3. For I acknowledge my faults : and my sin is ever before me.
4. Against thee only have I sinned, and done this evil in thy sight : that thou mightest be justified in thy saying, and clear when thou art judged.
5. Behold, I was shapen in wickedness : and in sin hath my mother conceived me.
6. But lo, thou requirest truth in the inward parts: and shalt make me to understand wisdom secretly.
7. Thou shalt purge me with hyssop, and I shall be clean : thou shalt wash me, and I shall be whiter than snow.
8. Thou shalt make me hear of joy and gladness : that the bones which thou hast broken may rejoice.
9. Turn thy face from my sins : and put out all my misdeeds.
10. Make me a clean heart, O God : and renew a right spirit within me.
11. Cast me not away from thy presence : and take not thy holy Spirit from me.
12. O give me the comfort of thy help again : and stablish me with thy free Spirit.
13. Then shall I teach thy ways unto the wicked : and sinners shall be converted unto thee.
14. Deliver me from blood-guiltiness, O God, thou that art the God of my health : and my tongue shall sing of thy righteousness.
15. Thou shalt open my lips, O Lord : and my mouth shall shew thy praise.
16. For thou desirest no sacrifice, else would I give it thee : but thou delightest not in burnt-offerings.
17. The sacrifice of God is a troubled spirit : a broken and contrite heart, O God, shalt thou not despise.
18. O be favourable and gracious unto Sion : build thou the walls of Jerusalem.
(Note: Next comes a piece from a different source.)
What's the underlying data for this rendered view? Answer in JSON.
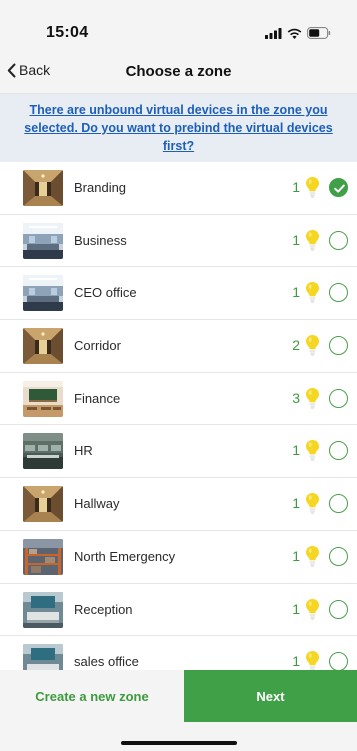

19. Then shalt thou be pleased with the sacrifice of righteousness, with the burnt-offerings and oblations : then shall they offer young bullocks upon thine altar.